(WHAT THE EXERCISE ASKS) Go through the material below, tally each line containing "JSON", and write the tally alone.

(DATA FOR THIS EXERCISE)
------------------------------------------------------------

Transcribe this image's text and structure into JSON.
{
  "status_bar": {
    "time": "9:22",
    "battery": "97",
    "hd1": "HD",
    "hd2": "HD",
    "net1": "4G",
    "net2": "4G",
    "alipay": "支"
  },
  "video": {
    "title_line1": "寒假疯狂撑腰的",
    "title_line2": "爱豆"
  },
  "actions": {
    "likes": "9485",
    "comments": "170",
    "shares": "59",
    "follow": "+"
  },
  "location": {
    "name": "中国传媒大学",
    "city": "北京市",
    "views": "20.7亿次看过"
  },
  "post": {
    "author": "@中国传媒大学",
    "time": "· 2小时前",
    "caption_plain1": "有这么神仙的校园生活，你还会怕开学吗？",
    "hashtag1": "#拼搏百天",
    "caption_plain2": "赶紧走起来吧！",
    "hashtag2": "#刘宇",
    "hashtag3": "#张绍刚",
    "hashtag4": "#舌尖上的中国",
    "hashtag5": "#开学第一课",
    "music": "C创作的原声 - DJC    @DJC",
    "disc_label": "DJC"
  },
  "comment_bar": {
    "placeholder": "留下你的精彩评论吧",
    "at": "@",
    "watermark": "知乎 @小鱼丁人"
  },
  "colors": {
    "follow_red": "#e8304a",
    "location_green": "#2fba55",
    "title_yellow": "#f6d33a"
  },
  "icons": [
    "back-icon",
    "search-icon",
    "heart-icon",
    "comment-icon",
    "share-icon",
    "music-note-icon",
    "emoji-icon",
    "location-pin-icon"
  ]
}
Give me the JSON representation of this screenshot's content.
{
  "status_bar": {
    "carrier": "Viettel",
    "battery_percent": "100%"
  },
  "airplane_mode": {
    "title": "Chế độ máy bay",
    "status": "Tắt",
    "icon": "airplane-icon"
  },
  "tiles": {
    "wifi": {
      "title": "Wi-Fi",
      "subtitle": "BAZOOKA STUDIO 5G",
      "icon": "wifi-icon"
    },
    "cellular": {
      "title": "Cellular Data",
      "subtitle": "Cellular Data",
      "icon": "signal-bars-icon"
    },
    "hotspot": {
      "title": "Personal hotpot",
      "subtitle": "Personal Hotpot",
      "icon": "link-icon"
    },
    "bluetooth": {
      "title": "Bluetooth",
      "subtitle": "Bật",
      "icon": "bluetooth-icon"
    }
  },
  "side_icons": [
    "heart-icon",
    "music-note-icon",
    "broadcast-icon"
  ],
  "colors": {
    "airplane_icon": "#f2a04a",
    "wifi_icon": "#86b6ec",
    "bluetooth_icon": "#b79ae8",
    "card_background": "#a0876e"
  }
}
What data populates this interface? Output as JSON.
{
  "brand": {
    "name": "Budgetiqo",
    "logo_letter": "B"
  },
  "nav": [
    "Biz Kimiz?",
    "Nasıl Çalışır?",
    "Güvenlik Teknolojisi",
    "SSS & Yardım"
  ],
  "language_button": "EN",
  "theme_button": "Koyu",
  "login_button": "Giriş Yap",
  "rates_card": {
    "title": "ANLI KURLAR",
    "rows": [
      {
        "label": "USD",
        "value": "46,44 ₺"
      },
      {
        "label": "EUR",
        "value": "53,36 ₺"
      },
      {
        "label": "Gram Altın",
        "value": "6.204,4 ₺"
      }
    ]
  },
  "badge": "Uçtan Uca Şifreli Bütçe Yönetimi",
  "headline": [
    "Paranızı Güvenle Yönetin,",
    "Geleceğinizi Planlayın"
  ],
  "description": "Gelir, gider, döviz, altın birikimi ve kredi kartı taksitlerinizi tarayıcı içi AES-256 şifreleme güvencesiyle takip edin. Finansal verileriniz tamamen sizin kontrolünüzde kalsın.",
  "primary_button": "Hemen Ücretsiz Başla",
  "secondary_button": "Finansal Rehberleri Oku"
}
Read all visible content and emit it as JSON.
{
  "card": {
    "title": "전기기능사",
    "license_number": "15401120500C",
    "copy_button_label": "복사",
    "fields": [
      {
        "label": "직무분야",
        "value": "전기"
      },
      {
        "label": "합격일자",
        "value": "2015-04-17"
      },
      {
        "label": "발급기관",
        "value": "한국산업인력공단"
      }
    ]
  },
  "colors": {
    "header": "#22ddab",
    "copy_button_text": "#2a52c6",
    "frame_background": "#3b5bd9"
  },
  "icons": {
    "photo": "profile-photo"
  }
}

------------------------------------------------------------

(RESULT OF THE TASK) 4